“Retailers who specialize in occasional purchase categories, like clothing and electronics, were some of the most successful in converting their sales mix to include higher levels of online orders in 2014. For retailers that rely on consumables as a staple, integrating online sales proved less successful despite the availability of same-day delivery and in-store pickup,” said Billy Hulkower, senior technology analyst at Mintel. “The dominance of apparel, accessories and electronics among the products most commonly purchased online helps to delineate sweet spots for online retailing. All of these products are prime candidates for impulse buying, but at the same time, do not generally fulfill immediate needs. Additionally, online women’s apparel and footwear purchases increased in 2015, suggesting that shoppers, particularly women, are warming to the idea that they can try clothes on at home and simply return products they don’t want.”
Online shopping increases with kids in the household
Among demographic differences, the most notable is the frequency of purchases and purchase size related to the number of children under age 18 in the household. Only 23% of online shoppers without children at home make weekly online purchases, compared to 40% with one child, 56% with two children, and 66% with three or more children. According to Mintel research, the average online order is larger based on the number of children in the household; the average order for households with one child ($123) is significantly higher than that of households with no children ($78). This increases to $177 per order for households with at least three children.
Furthermore, households with more children are more likely to be enrolled in an automatic online reordering service. Among online shoppers in households with three or more children, 22% reported using an online reordering service, as opposed to 6% of those with no children in the household.
“Parents with children at home are more likely to be weekly online shoppers, driven by the combination of a greater need for supplies for their larger households and limited time for shopping in their busy schedules.
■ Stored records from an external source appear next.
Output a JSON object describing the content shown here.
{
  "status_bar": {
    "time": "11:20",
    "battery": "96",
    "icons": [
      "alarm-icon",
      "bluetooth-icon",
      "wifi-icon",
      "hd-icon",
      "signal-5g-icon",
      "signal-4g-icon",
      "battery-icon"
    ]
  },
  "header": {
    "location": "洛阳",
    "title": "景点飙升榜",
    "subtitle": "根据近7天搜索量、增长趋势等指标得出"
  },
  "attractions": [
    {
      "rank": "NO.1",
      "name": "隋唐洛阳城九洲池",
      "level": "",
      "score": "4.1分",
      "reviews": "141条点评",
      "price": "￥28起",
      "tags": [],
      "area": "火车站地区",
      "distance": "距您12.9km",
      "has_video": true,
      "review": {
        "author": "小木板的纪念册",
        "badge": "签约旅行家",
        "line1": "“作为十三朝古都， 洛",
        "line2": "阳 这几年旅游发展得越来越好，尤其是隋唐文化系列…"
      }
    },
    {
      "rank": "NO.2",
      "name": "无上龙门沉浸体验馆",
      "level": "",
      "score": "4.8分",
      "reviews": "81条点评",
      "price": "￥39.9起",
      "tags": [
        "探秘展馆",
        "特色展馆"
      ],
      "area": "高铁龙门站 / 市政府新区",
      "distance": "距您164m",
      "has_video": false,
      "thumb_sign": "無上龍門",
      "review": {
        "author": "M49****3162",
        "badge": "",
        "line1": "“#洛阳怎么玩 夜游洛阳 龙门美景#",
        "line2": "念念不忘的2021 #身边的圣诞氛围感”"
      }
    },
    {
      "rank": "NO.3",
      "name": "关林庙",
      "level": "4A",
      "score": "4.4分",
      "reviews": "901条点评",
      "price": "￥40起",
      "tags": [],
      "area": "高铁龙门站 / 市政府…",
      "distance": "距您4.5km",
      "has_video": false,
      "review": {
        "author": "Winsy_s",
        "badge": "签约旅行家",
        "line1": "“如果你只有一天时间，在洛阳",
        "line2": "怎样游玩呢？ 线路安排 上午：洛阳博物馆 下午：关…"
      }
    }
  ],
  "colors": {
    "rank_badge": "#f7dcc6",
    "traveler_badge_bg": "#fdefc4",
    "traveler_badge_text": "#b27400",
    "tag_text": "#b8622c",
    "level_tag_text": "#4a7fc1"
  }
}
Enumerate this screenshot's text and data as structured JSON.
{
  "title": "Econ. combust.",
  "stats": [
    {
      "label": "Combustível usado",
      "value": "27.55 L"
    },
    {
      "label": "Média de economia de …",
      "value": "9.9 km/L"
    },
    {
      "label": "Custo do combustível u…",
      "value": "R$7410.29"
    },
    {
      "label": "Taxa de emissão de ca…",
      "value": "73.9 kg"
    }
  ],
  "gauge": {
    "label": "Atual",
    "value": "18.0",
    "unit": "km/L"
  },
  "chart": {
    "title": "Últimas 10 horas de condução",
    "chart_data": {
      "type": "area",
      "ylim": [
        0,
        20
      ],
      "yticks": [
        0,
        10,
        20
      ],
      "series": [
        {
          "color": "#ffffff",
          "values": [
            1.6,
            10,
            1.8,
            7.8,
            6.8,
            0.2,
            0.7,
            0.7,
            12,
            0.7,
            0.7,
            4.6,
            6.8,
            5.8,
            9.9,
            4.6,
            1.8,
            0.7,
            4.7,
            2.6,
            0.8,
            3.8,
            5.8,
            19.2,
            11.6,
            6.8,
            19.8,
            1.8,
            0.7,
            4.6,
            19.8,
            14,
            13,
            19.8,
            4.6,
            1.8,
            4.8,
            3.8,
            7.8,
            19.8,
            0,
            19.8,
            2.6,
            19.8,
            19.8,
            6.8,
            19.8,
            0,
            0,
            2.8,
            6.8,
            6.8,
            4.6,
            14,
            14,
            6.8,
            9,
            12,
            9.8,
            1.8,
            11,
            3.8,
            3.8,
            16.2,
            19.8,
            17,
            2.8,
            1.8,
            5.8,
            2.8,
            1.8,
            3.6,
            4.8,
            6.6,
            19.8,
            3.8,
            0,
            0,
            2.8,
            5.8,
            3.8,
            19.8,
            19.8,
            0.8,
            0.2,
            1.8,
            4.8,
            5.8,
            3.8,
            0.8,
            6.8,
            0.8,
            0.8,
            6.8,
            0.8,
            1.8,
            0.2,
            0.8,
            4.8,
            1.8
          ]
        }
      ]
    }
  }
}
In addition to the convenience of online reordering and potential cost savings on items, online shopping can free parents from challenging trips to the store with children who are likely to lobby for unnecessary purchases,” concluded Hulkower.